The next day, we drove out to Fort Portal. It was a six-hour drive one way. The school we were going to visit was still further up into the mountains near a remote village in the Rwenzori mountains next to Kibale National Park and the Congolese border. We were greeted by a brandished British man and his two friends. They ran the school as well as a vanilla factory and some coffee fields. They hosted us at their lodge overlooking a large volcanic crater lake, and we were served with a fine dining experience on a balcony over the lake. In the middle of the conversation, I felt something bump my hand. I looked down to see an emerald snake slithering across my lap and under the table! The kids jumped as the snake disappeared. Our hosts said in jest that it must have been a sign of good luck. We finished our lunch and headed to the school. There were some 50 children there from the village, and we taught a wrestling seminar after Umar's kickboxing seminar. We had a chance to speak to the kids as well. Shortly after hiking back to our vehicle, we began the six-hour ride back home.
The next day was Sunday, and we rested that morning.

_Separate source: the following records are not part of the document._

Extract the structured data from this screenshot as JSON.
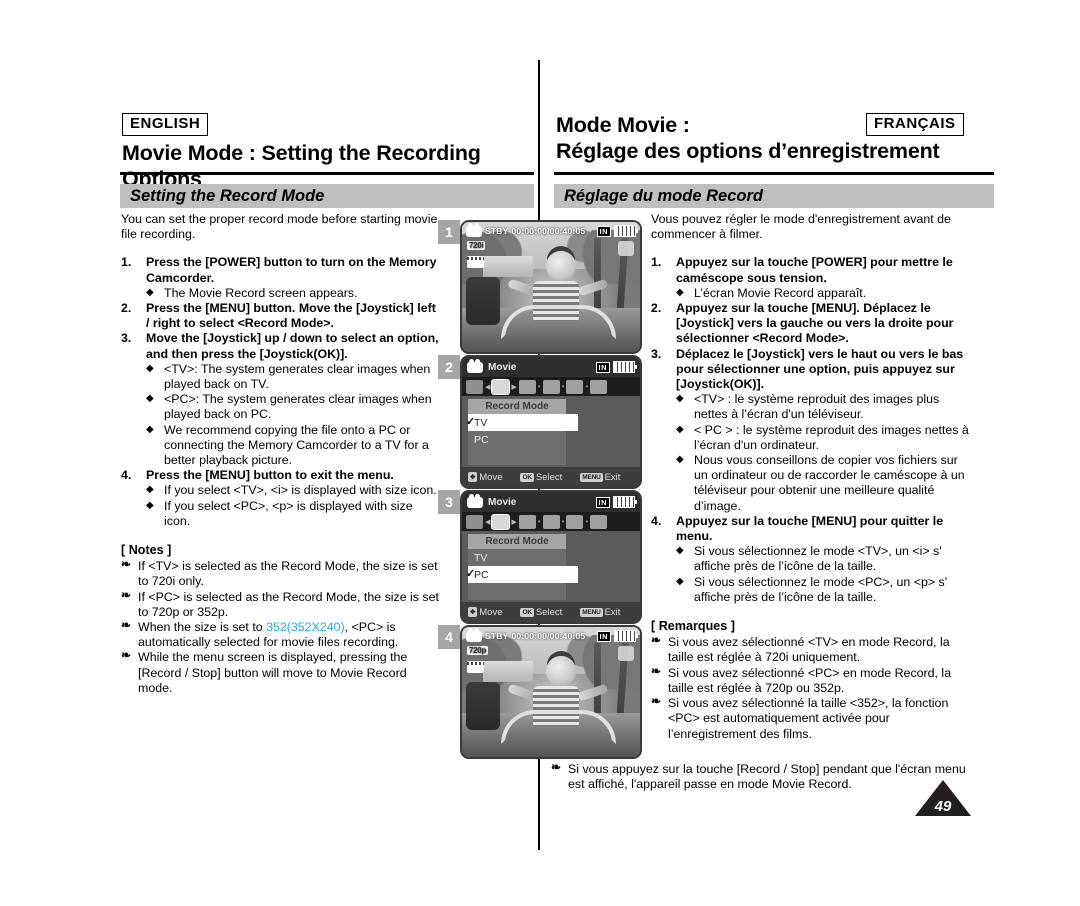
{
  "page": {
    "number": "49"
  },
  "english": {
    "lang_tag": "ENGLISH",
    "title": "Movie Mode : Setting the Recording Options",
    "section_title": "Setting the Record Mode",
    "intro": "You can set the proper record mode before starting movie file recording.",
    "steps": [
      {
        "num": "1.",
        "text": "Press the [POWER] button to turn on the Memory Camcorder.",
        "subs": [
          "The Movie Record screen appears."
        ]
      },
      {
        "num": "2.",
        "text": "Press the [MENU] button. Move the [Joystick] left / right to select <Record Mode>.",
        "subs": []
      },
      {
        "num": "3.",
        "text": "Move the [Joystick] up / down to select an option, and then press the [Joystick(OK)].",
        "subs": [
          "<TV>: The system generates clear images when played back on TV.",
          "<PC>: The system generates clear images when played back on PC.",
          "We recommend copying the file onto a PC or connecting the Memory Camcorder to a TV for a better playback picture."
        ]
      },
      {
        "num": "4.",
        "text": "Press the [MENU] button to exit the menu.",
        "subs": [
          "If you select <TV>, <i> is displayed with size icon.",
          "If you select <PC>, <p> is displayed with size icon."
        ]
      }
    ],
    "notes_title": "[ Notes ]",
    "notes": [
      {
        "pre": "If <TV> is selected as the Record Mode, the size is set to 720i only.",
        "hl": "",
        "post": ""
      },
      {
        "pre": "If <PC> is selected as the Record Mode, the size is set to 720p or 352p.",
        "hl": "",
        "post": ""
      },
      {
        "pre": "When the size is set to ",
        "hl": "352(352X240)",
        "post": ", <PC> is automatically selected for movie files recording."
      },
      {
        "pre": "While the menu screen is displayed, pressing the [Record / Stop] button will move to Movie Record mode.",
        "hl": "",
        "post": ""
      }
    ]
  },
  "french": {
    "lang_tag": "FRANÇAIS",
    "title_line1": "Mode Movie :",
    "title_line2": "Réglage des options d’enregistrement",
    "section_title": "Réglage du mode Record",
    "intro": "Vous pouvez régler le mode d'enregistrement avant de commencer à filmer.",
    "steps": [
      {
        "num": "1.",
        "text": "Appuyez sur la touche [POWER] pour mettre le caméscope sous tension.",
        "subs": [
          "L’écran Movie Record apparaît."
        ]
      },
      {
        "num": "2.",
        "text": "Appuyez sur la touche [MENU]. Déplacez le [Joystick] vers la gauche ou vers la droite pour sélectionner <Record Mode>.",
        "subs": []
      },
      {
        "num": "3.",
        "text": "Déplacez le [Joystick] vers le haut ou vers le bas pour sélectionner une option, puis appuyez sur [Joystick(OK)].",
        "subs": [
          "<TV>  : le système reproduit des images plus nettes à l’écran d'un téléviseur.",
          "< PC > : le système reproduit des images nettes à l’écran d'un ordinateur.",
          "Nous vous conseillons de copier vos fichiers sur un ordinateur ou de raccorder le caméscope à un téléviseur pour obtenir une meilleure qualité d’image."
        ]
      },
      {
        "num": "4.",
        "text": "Appuyez sur la touche [MENU] pour quitter le menu.",
        "subs": [
          "Si vous sélectionnez le mode <TV>, un <i> s' affiche près de l’icône de la taille.",
          "Si vous sélectionnez le mode <PC>, un <p> s' affiche près de l’icône de la taille."
        ]
      }
    ],
    "notes_title": "[ Remarques ]",
    "notes": [
      "Si vous avez sélectionné <TV> en mode Record, la taille est réglée à 720i uniquement.",
      "Si vous avez sélectionné <PC> en mode Record, la taille est réglée à 720p ou 352p.",
      "Si vous avez sélectionné la taille <352>, la fonction <PC> est automatiquement activée pour l’enregistrement des films."
    ],
    "note_wide": "Si vous appuyez sur la touche [Record / Stop] pendant que l'écran menu est affiché, l'appareil passe en mode Movie Record."
  },
  "screens": [
    {
      "badge": "1",
      "type": "liveview",
      "status": "STBY",
      "timecode": "00:00:00/00:40:05",
      "card": "IN",
      "size_badge": "720i"
    },
    {
      "badge": "2",
      "type": "menu",
      "title": "Movie",
      "card": "IN",
      "menu_heading": "Record Mode",
      "options": [
        {
          "label": "TV",
          "selected": true
        },
        {
          "label": "PC",
          "selected": false
        }
      ],
      "help": [
        {
          "key": "✥",
          "label": "Move"
        },
        {
          "key": "OK",
          "label": "Select"
        },
        {
          "key": "MENU",
          "label": "Exit"
        }
      ]
    },
    {
      "badge": "3",
      "type": "menu",
      "title": "Movie",
      "card": "IN",
      "menu_heading": "Record Mode",
      "options": [
        {
          "label": "TV",
          "selected": false
        },
        {
          "label": "PC",
          "selected": true
        }
      ],
      "help": [
        {
          "key": "✥",
          "label": "Move"
        },
        {
          "key": "OK",
          "label": "Select"
        },
        {
          "key": "MENU",
          "label": "Exit"
        }
      ]
    },
    {
      "badge": "4",
      "type": "liveview",
      "status": "STBY",
      "timecode": "00:00:00/00:40:05",
      "card": "IN",
      "size_badge": "720p"
    }
  ]
}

I was astonished with how Markeithion and Dior had kept up with such good attitudes and humor through so much movement, and our small team deserved a break. So we rested until the afternoon. Afterwards we went to work with a youth outreach program with a local church, which was a lot of fun. We then proceeded to meet with Wesley Gomes, a Brazilian who introduced Brazilian Jiu Jitsu to the region and has been a driving force to its growth. He let us teach a seminar at his gym, and things went very well.

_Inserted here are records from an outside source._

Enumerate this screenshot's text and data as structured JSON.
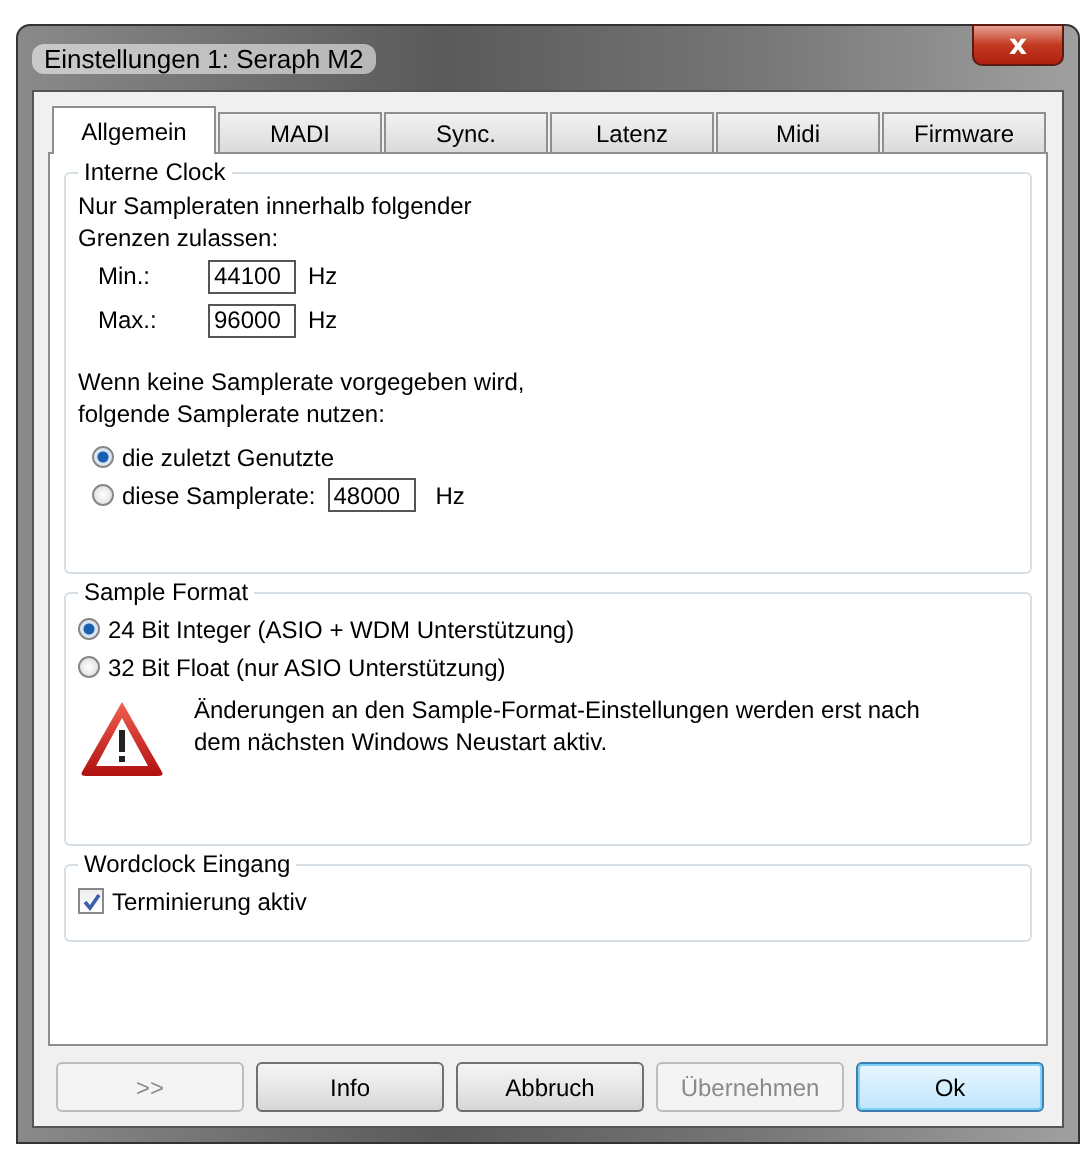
{
  "window": {
    "title": "Einstellungen 1: Seraph M2",
    "close": "x"
  },
  "tabs": [
    {
      "label": "Allgemein",
      "selected": true
    },
    {
      "label": "MADI",
      "selected": false
    },
    {
      "label": "Sync.",
      "selected": false
    },
    {
      "label": "Latenz",
      "selected": false
    },
    {
      "label": "Midi",
      "selected": false
    },
    {
      "label": "Firmware",
      "selected": false
    }
  ],
  "interne_clock": {
    "title": "Interne Clock",
    "limits_text": "Nur Sampleraten innerhalb folgender Grenzen zulassen:",
    "limits": [
      {
        "label": "Min.:",
        "value": "44100",
        "unit": "Hz"
      },
      {
        "label": "Max.:",
        "value": "96000",
        "unit": "Hz"
      }
    ],
    "default_text": "Wenn keine Samplerate vorgegeben wird, folgende Samplerate nutzen:",
    "options": [
      {
        "label": "die zuletzt Genutzte",
        "selected": true
      },
      {
        "label": "diese Samplerate:",
        "selected": false,
        "value": "48000",
        "unit": "Hz"
      }
    ]
  },
  "sample_format": {
    "title": "Sample Format",
    "options": [
      {
        "label": "24 Bit Integer (ASIO + WDM Unterstützung)",
        "selected": true
      },
      {
        "label": "32 Bit Float (nur ASIO Unterstützung)",
        "selected": false
      }
    ],
    "warning": "Änderungen an den Sample-Format-Einstellungen werden erst nach dem nächsten Windows Neustart aktiv."
  },
  "wordclock": {
    "title": "Wordclock Eingang",
    "checkbox": {
      "label": "Terminierung aktiv",
      "checked": true
    }
  },
  "buttons": [
    {
      "label": ">>",
      "disabled": true,
      "default": false
    },
    {
      "label": "Info",
      "disabled": false,
      "default": false
    },
    {
      "label": "Abbruch",
      "disabled": false,
      "default": false
    },
    {
      "label": "Übernehmen",
      "disabled": true,
      "default": false
    },
    {
      "label": "Ok",
      "disabled": false,
      "default": true
    }
  ]
}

The next day was our last for this trip. We returned to the gym in Kampala. It was sparring day. We didn't teach. We trained and fought with Dior and Markeithion hanging in with the fighters. Training in the crowd was Princess Joan Nassolo. We were introduced to her, and then we trained. Both Dior and I got to spar with her. She punches hard. She was getting ready for her first fight in Ethiopia. She is very well educated having worked at the U.N. and being a driving force for social and economic development in her region of Uganda, but she was down to earth and humble. There were t.v. cameras and our sparring with the princess along with some interviews were recorded and shown on national t.v. that evening. Markeithion and Dior even did promos for a major sports channel, repping East St. Louis abroad! Still before lunch we went to the local market to pick up things for souvenirs and things to sell back home. We found more textiles and jewelry, and more importantly we made contacts to import and sell more throughout the year, so our kids are now involved in international commerce! We then went to lunch at the Munyonyo Commonwealth, a 5-star resort on Lake Victoria. We walked up to the lake seeing a flock of large Maribou birds walking around. It was serene and breathtakingly beautiful. From here we headed to the airport where our adventure came to an end as flew home. Our kids have now worked with approximately 2,000 people in 11 countries from slums to royalty, even appearing on t.v. or radio in 4 countries. Our kids are globally connected with great opportunities ahead of them!